— Input material —
BEGIN

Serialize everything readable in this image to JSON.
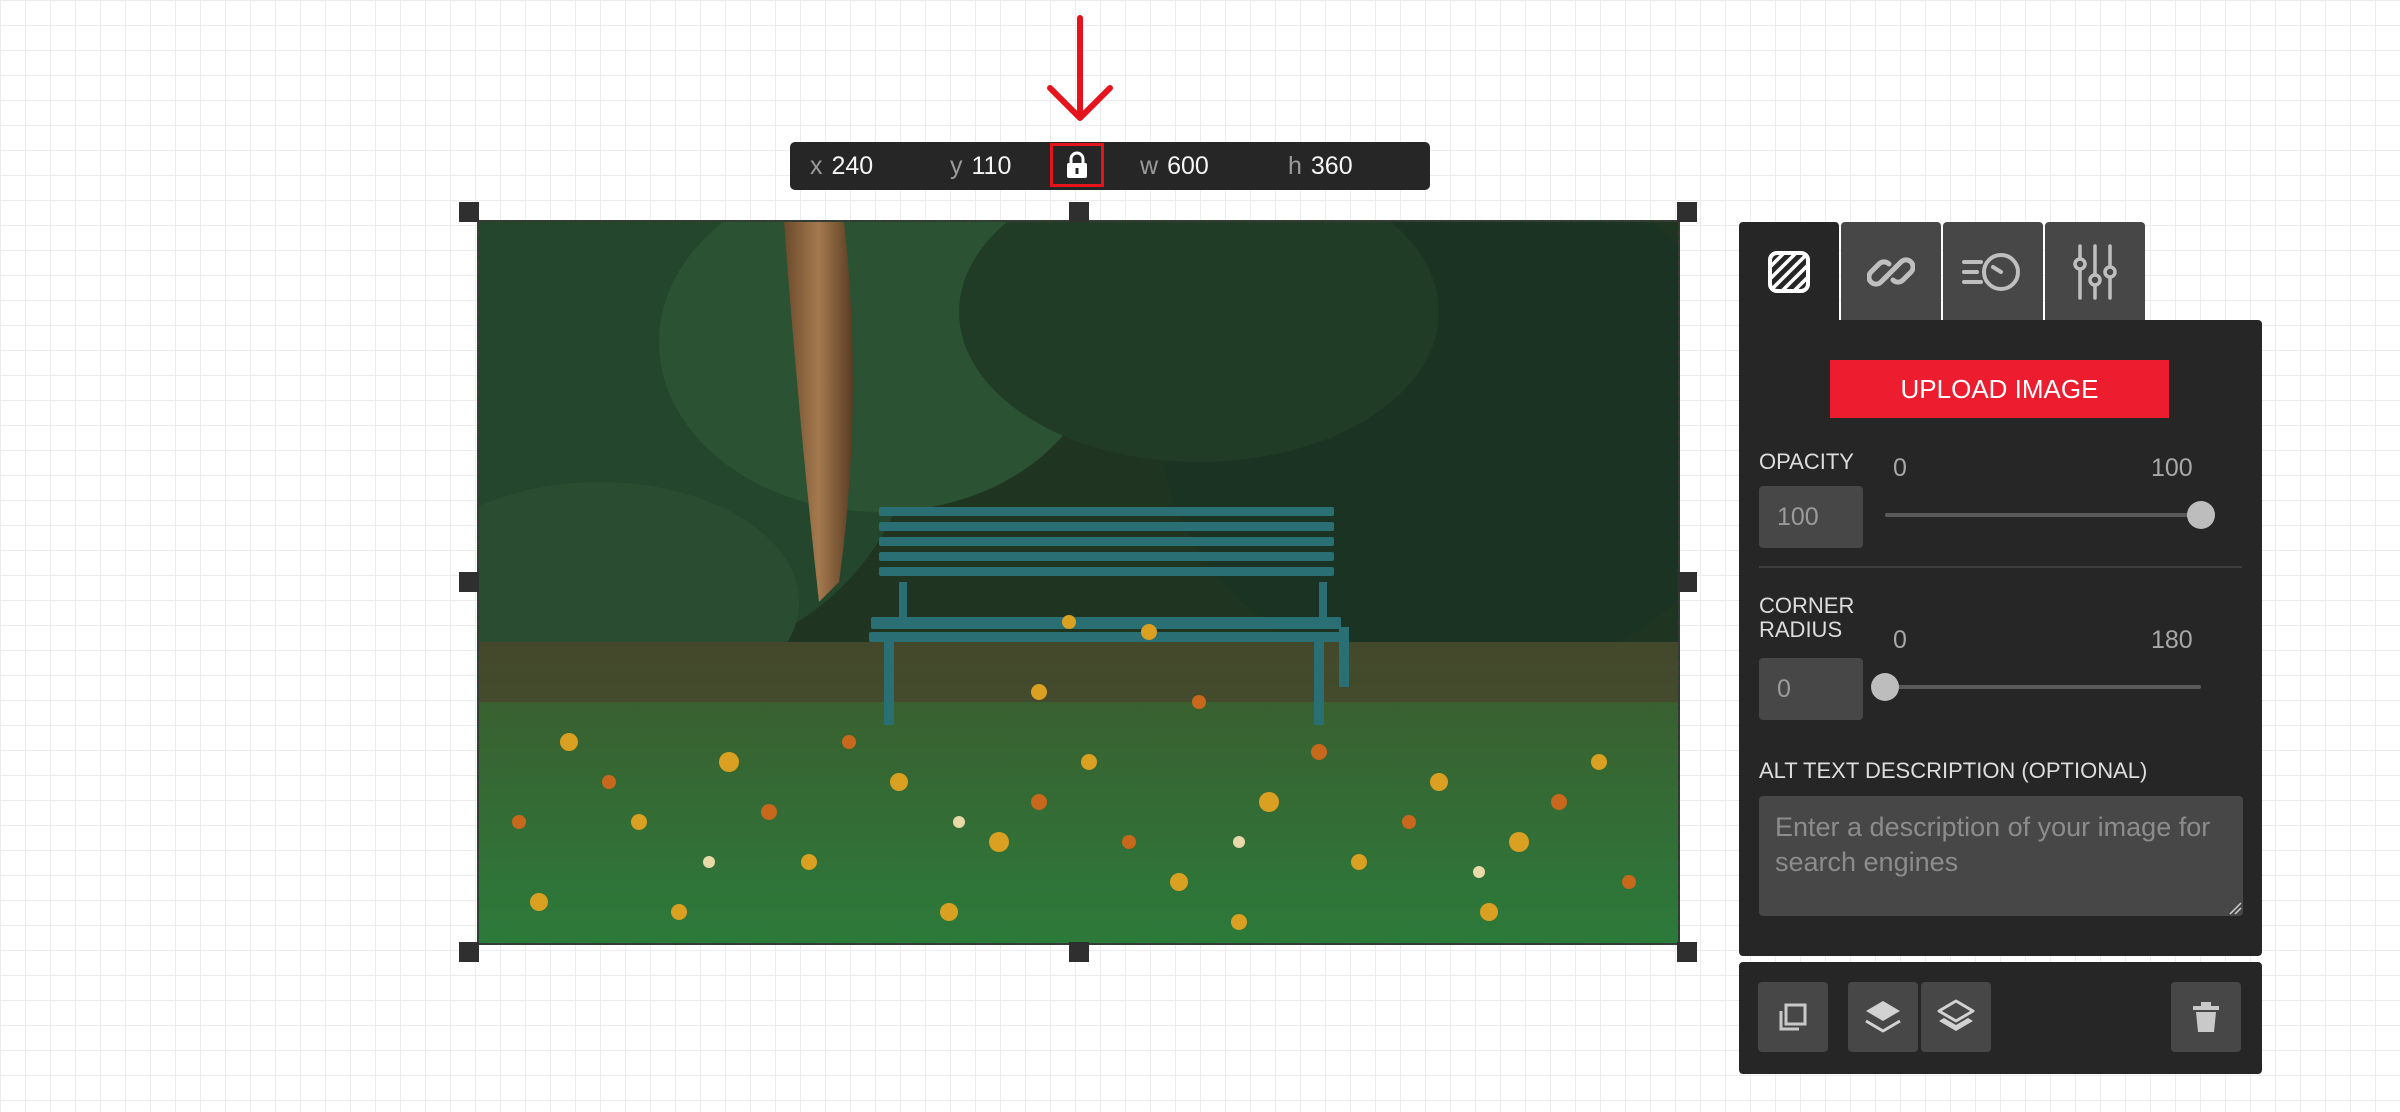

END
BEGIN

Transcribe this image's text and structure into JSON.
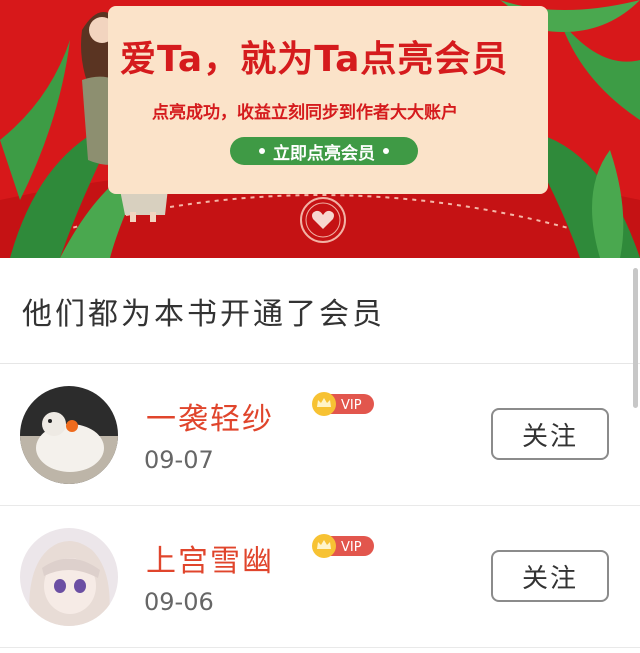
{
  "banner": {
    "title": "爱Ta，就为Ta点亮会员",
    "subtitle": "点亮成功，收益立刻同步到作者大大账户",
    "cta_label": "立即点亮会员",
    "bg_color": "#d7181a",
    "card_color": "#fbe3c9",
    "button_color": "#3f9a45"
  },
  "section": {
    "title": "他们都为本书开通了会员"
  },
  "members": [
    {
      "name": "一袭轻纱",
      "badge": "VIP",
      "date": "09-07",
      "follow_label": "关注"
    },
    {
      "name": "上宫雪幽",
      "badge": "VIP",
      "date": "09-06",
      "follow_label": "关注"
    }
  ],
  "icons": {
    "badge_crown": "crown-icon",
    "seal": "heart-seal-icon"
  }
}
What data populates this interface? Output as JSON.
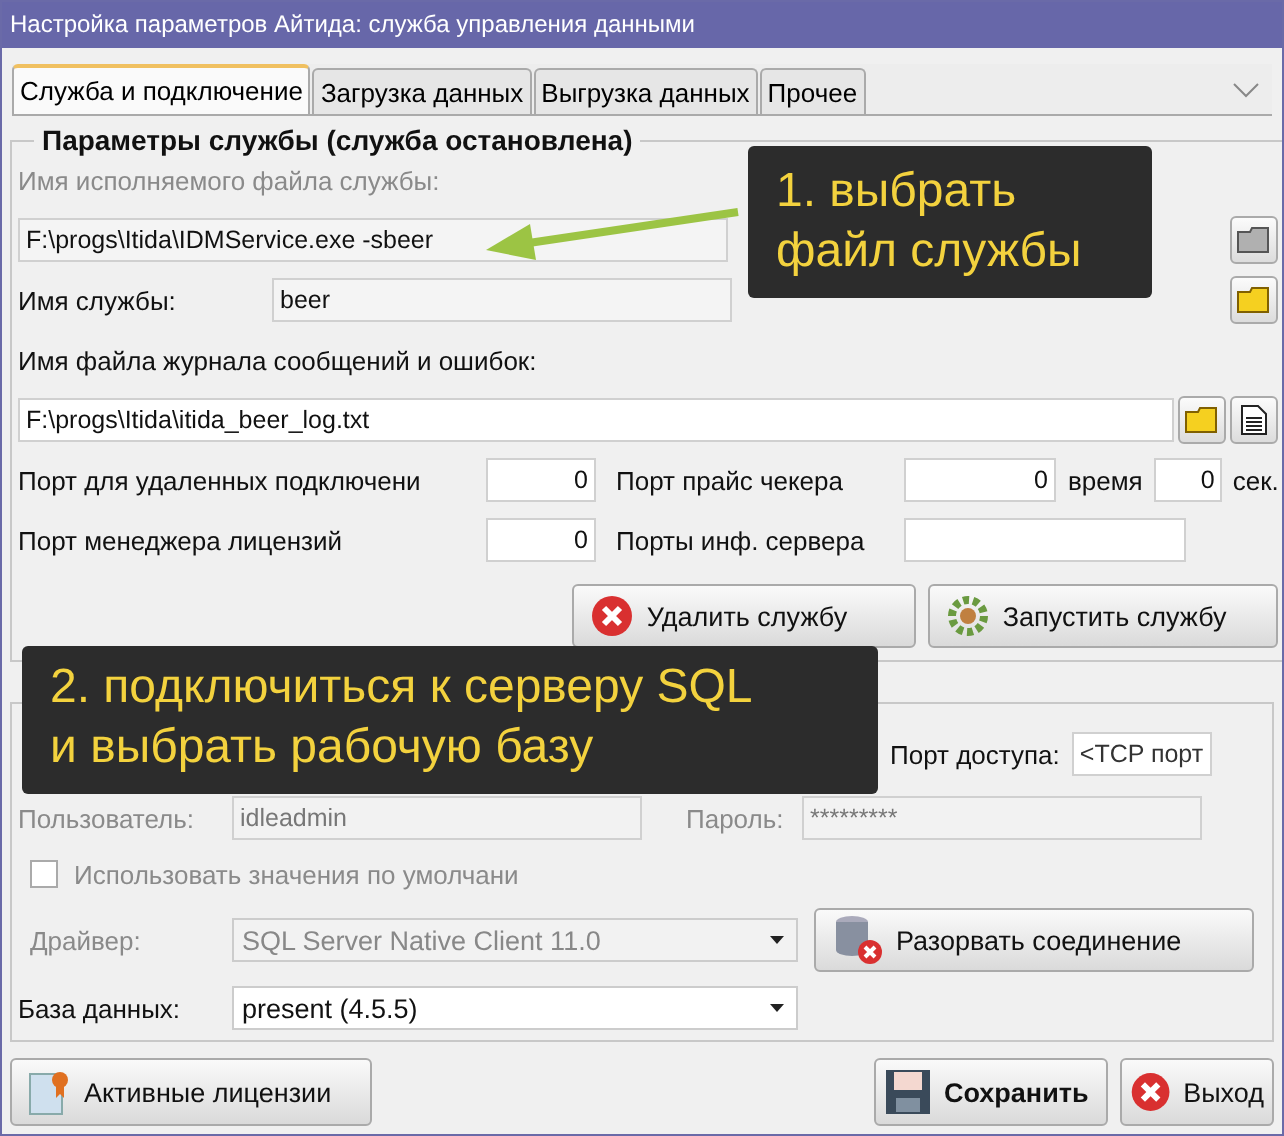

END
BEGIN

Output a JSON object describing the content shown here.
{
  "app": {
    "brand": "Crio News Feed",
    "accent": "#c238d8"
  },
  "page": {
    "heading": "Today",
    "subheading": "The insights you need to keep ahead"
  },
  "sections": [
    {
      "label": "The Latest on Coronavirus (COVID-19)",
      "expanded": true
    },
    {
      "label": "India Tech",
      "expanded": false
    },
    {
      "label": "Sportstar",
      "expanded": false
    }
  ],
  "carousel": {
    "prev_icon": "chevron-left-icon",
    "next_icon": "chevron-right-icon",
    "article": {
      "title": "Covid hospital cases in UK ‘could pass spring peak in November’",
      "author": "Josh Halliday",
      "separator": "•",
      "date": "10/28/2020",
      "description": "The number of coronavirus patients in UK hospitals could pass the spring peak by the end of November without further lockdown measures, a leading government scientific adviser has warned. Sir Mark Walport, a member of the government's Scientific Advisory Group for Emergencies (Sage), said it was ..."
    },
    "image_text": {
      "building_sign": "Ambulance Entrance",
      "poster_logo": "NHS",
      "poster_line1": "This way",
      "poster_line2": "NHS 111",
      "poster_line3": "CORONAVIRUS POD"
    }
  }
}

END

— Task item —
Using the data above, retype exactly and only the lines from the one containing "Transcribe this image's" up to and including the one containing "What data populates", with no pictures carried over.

— Written answer —
Transcribe this image's text and structure into JSON.
{
  "banner": {
    "title": "爱Ta，就为Ta点亮会员",
    "subtitle": "点亮成功，收益立刻同步到作者大大账户",
    "cta_label": "立即点亮会员",
    "bg_color": "#d7181a",
    "card_color": "#fbe3c9",
    "button_color": "#3f9a45"
  },
  "section": {
    "title": "他们都为本书开通了会员"
  },
  "members": [
    {
      "name": "一袭轻纱",
      "badge": "VIP",
      "date": "09-07",
      "follow_label": "关注"
    },
    {
      "name": "上宫雪幽",
      "badge": "VIP",
      "date": "09-06",
      "follow_label": "关注"
    }
  ],
  "icons": {
    "badge_crown": "crown-icon",
    "seal": "heart-seal-icon"
  }
}
What data populates this interface? Output as JSON.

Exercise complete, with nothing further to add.